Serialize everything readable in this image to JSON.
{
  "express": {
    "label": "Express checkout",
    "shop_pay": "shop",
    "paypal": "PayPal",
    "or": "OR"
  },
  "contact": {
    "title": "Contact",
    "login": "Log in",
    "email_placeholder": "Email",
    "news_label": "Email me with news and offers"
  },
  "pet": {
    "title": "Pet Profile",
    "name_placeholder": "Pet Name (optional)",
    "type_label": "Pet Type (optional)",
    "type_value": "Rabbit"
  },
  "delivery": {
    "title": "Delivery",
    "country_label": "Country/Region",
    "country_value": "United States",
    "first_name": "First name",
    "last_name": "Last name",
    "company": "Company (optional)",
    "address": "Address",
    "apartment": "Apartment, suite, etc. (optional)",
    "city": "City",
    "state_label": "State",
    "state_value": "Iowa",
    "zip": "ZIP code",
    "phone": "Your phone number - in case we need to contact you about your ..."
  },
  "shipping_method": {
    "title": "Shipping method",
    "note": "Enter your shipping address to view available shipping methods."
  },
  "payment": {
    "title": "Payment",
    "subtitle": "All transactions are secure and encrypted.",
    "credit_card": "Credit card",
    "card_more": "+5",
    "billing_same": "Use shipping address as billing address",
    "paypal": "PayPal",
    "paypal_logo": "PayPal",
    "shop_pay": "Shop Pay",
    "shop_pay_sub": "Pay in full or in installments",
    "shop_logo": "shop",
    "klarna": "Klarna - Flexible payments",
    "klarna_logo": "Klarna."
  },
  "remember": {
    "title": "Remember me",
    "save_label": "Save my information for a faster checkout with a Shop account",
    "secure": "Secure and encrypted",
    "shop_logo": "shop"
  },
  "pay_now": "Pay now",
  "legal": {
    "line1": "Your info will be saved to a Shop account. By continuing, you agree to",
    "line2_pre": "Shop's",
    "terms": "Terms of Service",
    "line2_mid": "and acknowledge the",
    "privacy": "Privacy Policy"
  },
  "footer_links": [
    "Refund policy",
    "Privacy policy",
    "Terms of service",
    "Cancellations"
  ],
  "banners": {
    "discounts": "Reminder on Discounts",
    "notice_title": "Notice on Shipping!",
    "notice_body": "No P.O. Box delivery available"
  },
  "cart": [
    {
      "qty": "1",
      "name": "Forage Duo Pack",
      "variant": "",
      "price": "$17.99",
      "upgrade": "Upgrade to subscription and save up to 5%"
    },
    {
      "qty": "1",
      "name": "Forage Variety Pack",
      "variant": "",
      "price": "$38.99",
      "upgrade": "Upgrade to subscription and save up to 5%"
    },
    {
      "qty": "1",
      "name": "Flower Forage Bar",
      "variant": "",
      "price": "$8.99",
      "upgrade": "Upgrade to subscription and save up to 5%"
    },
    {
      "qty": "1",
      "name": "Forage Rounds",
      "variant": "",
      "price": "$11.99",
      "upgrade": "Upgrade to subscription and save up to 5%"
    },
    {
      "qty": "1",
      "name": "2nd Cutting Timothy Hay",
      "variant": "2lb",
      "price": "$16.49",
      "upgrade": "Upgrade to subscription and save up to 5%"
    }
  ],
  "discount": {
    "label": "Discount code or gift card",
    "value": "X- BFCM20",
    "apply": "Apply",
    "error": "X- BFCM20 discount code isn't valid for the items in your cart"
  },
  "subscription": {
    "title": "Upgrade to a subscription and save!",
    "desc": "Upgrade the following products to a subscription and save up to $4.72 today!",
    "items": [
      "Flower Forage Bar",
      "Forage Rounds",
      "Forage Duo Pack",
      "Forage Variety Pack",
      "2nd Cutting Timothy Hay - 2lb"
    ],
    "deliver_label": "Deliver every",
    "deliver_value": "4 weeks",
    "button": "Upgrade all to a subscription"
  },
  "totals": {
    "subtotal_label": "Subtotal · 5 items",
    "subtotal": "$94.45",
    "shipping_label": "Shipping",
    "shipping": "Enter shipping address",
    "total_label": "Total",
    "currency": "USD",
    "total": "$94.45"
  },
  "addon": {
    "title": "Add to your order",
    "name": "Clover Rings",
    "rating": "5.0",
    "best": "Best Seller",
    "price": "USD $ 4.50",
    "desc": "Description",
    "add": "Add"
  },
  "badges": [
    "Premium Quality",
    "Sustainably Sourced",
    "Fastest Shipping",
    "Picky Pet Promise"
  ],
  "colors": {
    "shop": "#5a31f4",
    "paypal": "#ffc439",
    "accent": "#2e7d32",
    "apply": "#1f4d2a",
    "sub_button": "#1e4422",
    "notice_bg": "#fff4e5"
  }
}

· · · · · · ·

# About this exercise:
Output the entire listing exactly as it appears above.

# Expected answer:
Serialize everything readable in this image to JSON.
{
  "express": {
    "label": "Express checkout",
    "shop_pay": "shop",
    "paypal": "PayPal",
    "or": "OR"
  },
  "contact": {
    "title": "Contact",
    "login": "Log in",
    "email_placeholder": "Email",
    "news_label": "Email me with news and offers"
  },
  "pet": {
    "title": "Pet Profile",
    "name_placeholder": "Pet Name (optional)",
    "type_label": "Pet Type (optional)",
    "type_value": "Rabbit"
  },
  "delivery": {
    "title": "Delivery",
    "country_label": "Country/Region",
    "country_value": "United States",
    "first_name": "First name",
    "last_name": "Last name",
    "company": "Company (optional)",
    "address": "Address",
    "apartment": "Apartment, suite, etc. (optional)",
    "city": "City",
    "state_label": "State",
    "state_value": "Iowa",
    "zip": "ZIP code",
    "phone": "Your phone number - in case we need to contact you about your ..."
  },
  "shipping_method": {
    "title": "Shipping method",
    "note": "Enter your shipping address to view available shipping methods."
  },
  "payment": {
    "title": "Payment",
    "subtitle": "All transactions are secure and encrypted.",
    "credit_card": "Credit card",
    "card_more": "+5",
    "billing_same": "Use shipping address as billing address",
    "paypal": "PayPal",
    "paypal_logo": "PayPal",
    "shop_pay": "Shop Pay",
    "shop_pay_sub": "Pay in full or in installments",
    "shop_logo": "shop",
    "klarna": "Klarna - Flexible payments",
    "klarna_logo": "Klarna."
  },
  "remember": {
    "title": "Remember me",
    "save_label": "Save my information for a faster checkout with a Shop account",
    "secure": "Secure and encrypted",
    "shop_logo": "shop"
  },
  "pay_now": "Pay now",
  "legal": {
    "line1": "Your info will be saved to a Shop account. By continuing, you agree to",
    "line2_pre": "Shop's",
    "terms": "Terms of Service",
    "line2_mid": "and acknowledge the",
    "privacy": "Privacy Policy"
  },
  "footer_links": [
    "Refund policy",
    "Privacy policy",
    "Terms of service",
    "Cancellations"
  ],
  "banners": {
    "discounts": "Reminder on Discounts",
    "notice_title": "Notice on Shipping!",
    "notice_body": "No P.O. Box delivery available"
  },
  "cart": [
    {
      "qty": "1",
      "name": "Forage Duo Pack",
      "variant": "",
      "price": "$17.99",
      "upgrade": "Upgrade to subscription and save up to 5%"
    },
    {
      "qty": "1",
      "name": "Forage Variety Pack",
      "variant": "",
      "price": "$38.99",
      "upgrade": "Upgrade to subscription and save up to 5%"
    },
    {
      "qty": "1",
      "name": "Flower Forage Bar",
      "variant": "",
      "price": "$8.99",
      "upgrade": "Upgrade to subscription and save up to 5%"
    },
    {
      "qty": "1",
      "name": "Forage Rounds",
      "variant": "",
      "price": "$11.99",
      "upgrade": "Upgrade to subscription and save up to 5%"
    },
    {
      "qty": "1",
      "name": "2nd Cutting Timothy Hay",
      "variant": "2lb",
      "price": "$16.49",
      "upgrade": "Upgrade to subscription and save up to 5%"
    }
  ],
  "discount": {
    "label": "Discount code or gift card",
    "value": "X- BFCM20",
    "apply": "Apply",
    "error": "X- BFCM20 discount code isn't valid for the items in your cart"
  },
  "subscription": {
    "title": "Upgrade to a subscription and save!",
    "desc": "Upgrade the following products to a subscription and save up to $4.72 today!",
    "items": [
      "Flower Forage Bar",
      "Forage Rounds",
      "Forage Duo Pack",
      "Forage Variety Pack",
      "2nd Cutting Timothy Hay - 2lb"
    ],
    "deliver_label": "Deliver every",
    "deliver_value": "4 weeks",
    "button": "Upgrade all to a subscription"
  },
  "totals": {
    "subtotal_label": "Subtotal · 5 items",
    "subtotal": "$94.45",
    "shipping_label": "Shipping",
    "shipping": "Enter shipping address",
    "total_label": "Total",
    "currency": "USD",
    "total": "$94.45"
  },
  "addon": {
    "title": "Add to your order",
    "name": "Clover Rings",
    "rating": "5.0",
    "best": "Best Seller",
    "price": "USD $ 4.50",
    "desc": "Description",
    "add": "Add"
  },
  "badges": [
    "Premium Quality",
    "Sustainably Sourced",
    "Fastest Shipping",
    "Picky Pet Promise"
  ],
  "colors": {
    "shop": "#5a31f4",
    "paypal": "#ffc439",
    "accent": "#2e7d32",
    "apply": "#1f4d2a",
    "sub_button": "#1e4422",
    "notice_bg": "#fff4e5"
  }
}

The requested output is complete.